Senior Counsel Christo Gift
Camille McEachnie

Tobagonian lawyer Christo Gift believes the refusal of successive Peoples National Movement (PNM) governments to grant Tobago greater self-government over the past 40 years is “deliberate.”

The quest for the island’s change in governing status began when ANR Robinson took a motion to Parliament in 1977.

Commenting on the issue days after Finance Minister Colm Imbert said Government will give “highest priority” to the issue in the 2021 legislative term, Gift remains unconvinced.

The Constitution (Amendment) Tobago Self-Government Bill(2018), which is before a Joint Select Committee led by Minister Camille Robinson -Regis, lapsed in July during the last parliamentary term.

SC Gift, who was part of the consultations on the draft Self-Government Bill during the Orville London era, said the PNM’s handling of the issue historically, shows its importance to them.

“It’s so important to them, or so they say, that they allowed it to lapse . . . (that) tells me something of how they treated with the matter.”

He said when the talk of self-governance first arose, it was seen as akin to independence, but that has changed. The momentum for the island’s change in governance continues because Tobagonians have to travel to Trinidad to access important services. The feeling is at its most basic level, self-governance means having important, basic services based in Tobago, he said.

“When considerations for things in Tobago come up in Trinidad, people living in Trinidad, especially the governments, see it fit for Tobagonians to visit Trinidad. They see the linkage as Tobagonians taking a trip via boat or air, to access the services,” Gift said.

However, he is concerned about the island’s preparation for the change in governing status.

“How do we ready ourselves for the responsibilities of greater governance? The bill would give us greater law-making powers and the idea that you can tax locally. How do we do it?”

Gift said compared with what prevails under Act #40 of 1996, the proposed greater self-government is different.

He explained: “The idea that we have a (governing) structure already and all you do is increase its authority, does not wash with me.”

It’s one thing to have assemblymen carry on debates in the plenary sittings that have “little impact” on Tobago’s annual allocation from Central Government or life in Tobago but “tt’s another thing when you come to find that they have the legislative authority to influence what you can and cannot do or the extent to which you cannot do it,” Gift said.

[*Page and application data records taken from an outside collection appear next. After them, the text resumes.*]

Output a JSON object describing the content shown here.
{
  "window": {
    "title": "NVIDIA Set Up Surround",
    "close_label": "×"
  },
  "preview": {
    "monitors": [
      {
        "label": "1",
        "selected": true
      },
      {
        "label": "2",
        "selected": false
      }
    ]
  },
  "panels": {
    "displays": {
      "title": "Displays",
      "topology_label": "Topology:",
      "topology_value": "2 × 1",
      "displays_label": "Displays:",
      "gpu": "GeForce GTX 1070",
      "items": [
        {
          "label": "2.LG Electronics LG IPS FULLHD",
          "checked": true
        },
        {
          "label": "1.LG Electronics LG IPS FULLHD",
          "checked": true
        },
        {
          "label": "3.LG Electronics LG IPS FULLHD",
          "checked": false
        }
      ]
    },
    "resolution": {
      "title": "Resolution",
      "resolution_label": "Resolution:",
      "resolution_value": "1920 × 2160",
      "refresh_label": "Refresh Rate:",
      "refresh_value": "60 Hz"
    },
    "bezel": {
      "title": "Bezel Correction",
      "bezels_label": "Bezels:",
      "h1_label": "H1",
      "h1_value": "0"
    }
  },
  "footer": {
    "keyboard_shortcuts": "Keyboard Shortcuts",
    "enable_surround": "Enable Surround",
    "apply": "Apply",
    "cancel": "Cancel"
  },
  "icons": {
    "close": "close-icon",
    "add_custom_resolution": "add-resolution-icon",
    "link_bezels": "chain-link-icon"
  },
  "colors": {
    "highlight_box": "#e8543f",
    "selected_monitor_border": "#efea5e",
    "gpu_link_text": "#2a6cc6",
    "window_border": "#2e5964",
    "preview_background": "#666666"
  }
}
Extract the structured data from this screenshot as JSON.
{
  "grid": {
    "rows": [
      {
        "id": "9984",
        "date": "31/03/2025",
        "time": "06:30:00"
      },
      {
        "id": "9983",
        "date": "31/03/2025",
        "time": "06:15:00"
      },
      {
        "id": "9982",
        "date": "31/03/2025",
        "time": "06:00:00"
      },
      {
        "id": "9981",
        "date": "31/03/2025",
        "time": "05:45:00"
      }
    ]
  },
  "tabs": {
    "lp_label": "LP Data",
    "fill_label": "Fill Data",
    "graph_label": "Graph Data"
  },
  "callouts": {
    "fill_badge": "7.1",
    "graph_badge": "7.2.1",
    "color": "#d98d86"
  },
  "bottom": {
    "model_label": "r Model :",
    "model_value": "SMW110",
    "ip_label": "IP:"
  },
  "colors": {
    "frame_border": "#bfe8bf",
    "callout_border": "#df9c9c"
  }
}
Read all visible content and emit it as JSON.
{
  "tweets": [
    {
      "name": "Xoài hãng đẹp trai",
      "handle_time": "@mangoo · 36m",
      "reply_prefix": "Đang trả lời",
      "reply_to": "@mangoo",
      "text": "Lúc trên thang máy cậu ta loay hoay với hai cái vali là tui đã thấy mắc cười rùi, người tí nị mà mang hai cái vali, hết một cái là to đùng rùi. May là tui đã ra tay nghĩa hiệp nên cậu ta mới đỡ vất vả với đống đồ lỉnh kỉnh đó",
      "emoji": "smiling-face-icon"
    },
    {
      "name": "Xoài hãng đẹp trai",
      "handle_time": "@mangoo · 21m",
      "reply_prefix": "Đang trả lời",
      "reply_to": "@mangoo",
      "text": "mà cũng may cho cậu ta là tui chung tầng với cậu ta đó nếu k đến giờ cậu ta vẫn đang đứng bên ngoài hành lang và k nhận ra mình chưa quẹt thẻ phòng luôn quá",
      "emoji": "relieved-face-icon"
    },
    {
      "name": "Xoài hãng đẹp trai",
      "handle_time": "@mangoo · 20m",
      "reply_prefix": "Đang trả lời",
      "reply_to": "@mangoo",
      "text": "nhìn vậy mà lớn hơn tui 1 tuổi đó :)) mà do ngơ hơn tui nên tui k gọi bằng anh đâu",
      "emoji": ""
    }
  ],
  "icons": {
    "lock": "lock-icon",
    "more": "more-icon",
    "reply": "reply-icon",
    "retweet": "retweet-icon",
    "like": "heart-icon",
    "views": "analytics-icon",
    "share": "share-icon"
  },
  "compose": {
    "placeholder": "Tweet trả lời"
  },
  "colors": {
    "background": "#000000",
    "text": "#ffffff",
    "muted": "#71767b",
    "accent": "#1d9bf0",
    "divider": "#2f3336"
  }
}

What Imbert said

In his Budget presentation last Monday, Finance Minister Colm Imbert gave the following update: “Madam Speaker before I end my discourse on Tobago, I wish to give the people of Tobago an update and the assurance from this Administration that the Self Government Bill which was before a Joint Select Committee prior to the dissolution of Parliament in July, will be accorded the highest priority in this new legislative term.

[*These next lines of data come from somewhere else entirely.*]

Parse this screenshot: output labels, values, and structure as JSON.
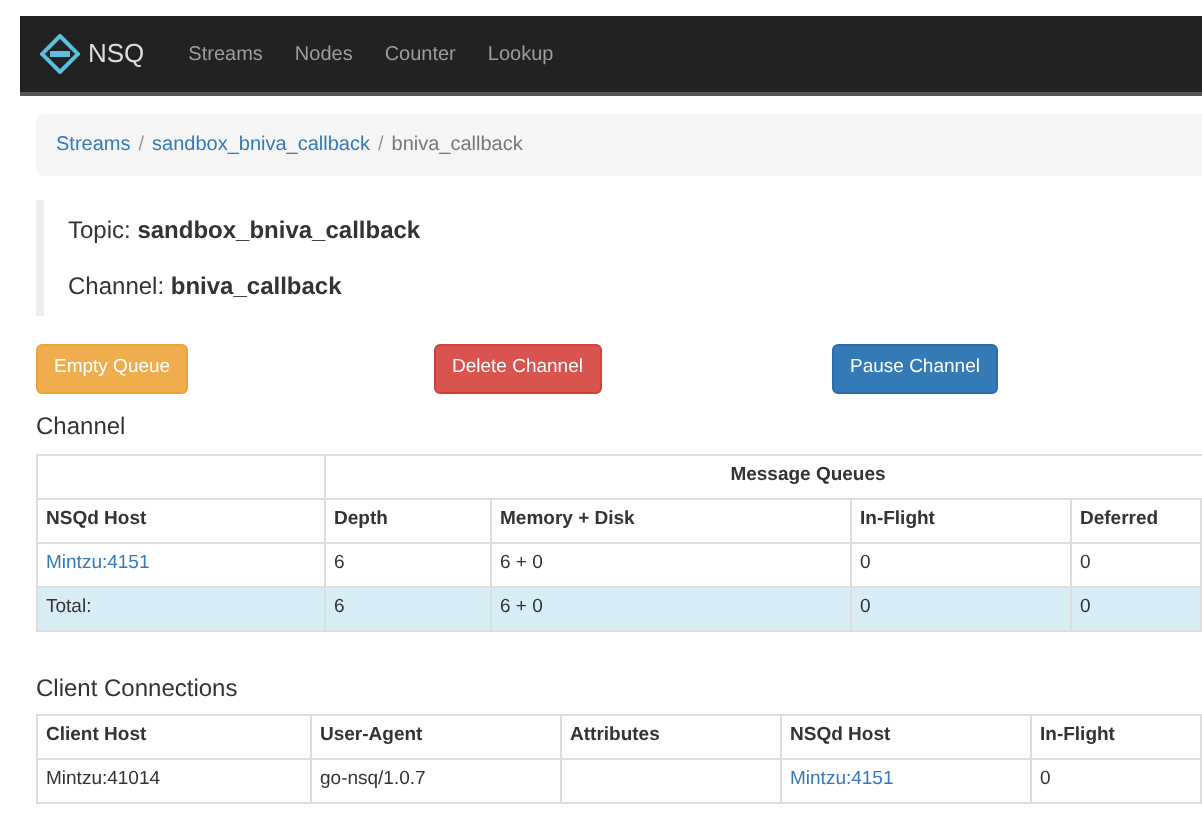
{
  "navbar": {
    "brand": "NSQ",
    "links": [
      "Streams",
      "Nodes",
      "Counter",
      "Lookup"
    ]
  },
  "breadcrumb": [
    {
      "text": "Streams",
      "kind": "link"
    },
    {
      "text": "/",
      "kind": "separator"
    },
    {
      "text": "sandbox_bniva_callback",
      "kind": "link"
    },
    {
      "text": "/",
      "kind": "separator"
    },
    {
      "text": "bniva_callback",
      "kind": "current"
    }
  ],
  "info": [
    {
      "label": "Topic:",
      "value": "sandbox_bniva_callback"
    },
    {
      "label": "Channel:",
      "value": "bniva_callback"
    }
  ],
  "buttons": [
    {
      "label": "Empty Queue",
      "kind": "warning"
    },
    {
      "label": "Delete Channel",
      "kind": "danger"
    },
    {
      "label": "Pause Channel",
      "kind": "primary"
    }
  ],
  "channel_section": {
    "title": "Channel",
    "group_header": "Message Queues",
    "columns": [
      "NSQd Host",
      "Depth",
      "Memory + Disk",
      "In-Flight",
      "Deferred"
    ],
    "rows": [
      {
        "highlighted": false,
        "cells": [
          {
            "text": "Mintzu:4151",
            "kind": "link"
          },
          {
            "text": "6",
            "kind": "text"
          },
          {
            "text": "6 + 0",
            "kind": "text"
          },
          {
            "text": "0",
            "kind": "text"
          },
          {
            "text": "0",
            "kind": "text"
          }
        ]
      },
      {
        "highlighted": true,
        "cells": [
          {
            "text": "Total:",
            "kind": "text"
          },
          {
            "text": "6",
            "kind": "text"
          },
          {
            "text": "6 + 0",
            "kind": "text"
          },
          {
            "text": "0",
            "kind": "text"
          },
          {
            "text": "0",
            "kind": "text"
          }
        ]
      }
    ]
  },
  "clients_section": {
    "title": "Client Connections",
    "columns": [
      "Client Host",
      "User-Agent",
      "Attributes",
      "NSQd Host",
      "In-Flight"
    ],
    "rows": [
      {
        "highlighted": false,
        "cells": [
          {
            "text": "Mintzu:41014",
            "kind": "text"
          },
          {
            "text": "go-nsq/1.0.7",
            "kind": "text"
          },
          {
            "kind": "empty"
          },
          {
            "text": "Mintzu:4151",
            "kind": "link"
          },
          {
            "text": "0",
            "kind": "text"
          }
        ]
      }
    ]
  }
}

“It is our sincere hope that we would get the necessary bipartisan support of the opposition as we seek passage of this critical piece of legislation for Tobago and Trinidad and Tobago in order to deepen the democratic process and to provide greater autonomy to the people of Tobago.

Quest for self-government

1977: ANR Robinson took the self-government motion to Parliament

1978: Joint Select Committee (JSC) of Parliament established to make recommendations on the motion. Kamaluddin Mohammed read the JSC report in Parliament. It was called the Seemungal draft as Lionel A. Seemungal S.C. did the draft Bill.

1980: Tobago gets its first taste of internal self-government through Act #37 of 1980.

1996: Act #40 of 1996 replaced the former act.

2005: In April Ashworth Jack, then the THA Minority Leader, took new motion to the plenary sitting.

2007: Chief Secretary Orville London appointed a committee comprised of Dr Eastlyn McKenzie, Dr John Prince, Dr Rita Pemberton and Carlos Dillon to seek public opinion to form a consensus on draft legislation.

2008: John Prince Committee submitted the committee’s report.

2012: Chief Secretary London sent a Bill to the Cabinet then controlled by the People’s Partnership.

2013: The Tobago Constitutional Amendment Bill was taken to Parliament by the People’s Partnership. The Chief Secretary started holding meetings and formed the Tobago Forum of Political Parties.

2016: The final draft of the Bill was agreed to by THA legislature in October. The Chief Secretary presented the Bill to Prime Minister Dr Keith Rowley.

2018: The Bill was laid in Parliament in March. Camille Robinson- Regis was appointed to head a Joint Select Committee of Parliament on the Bill

2020: The Bill lapsed in Parliament in July.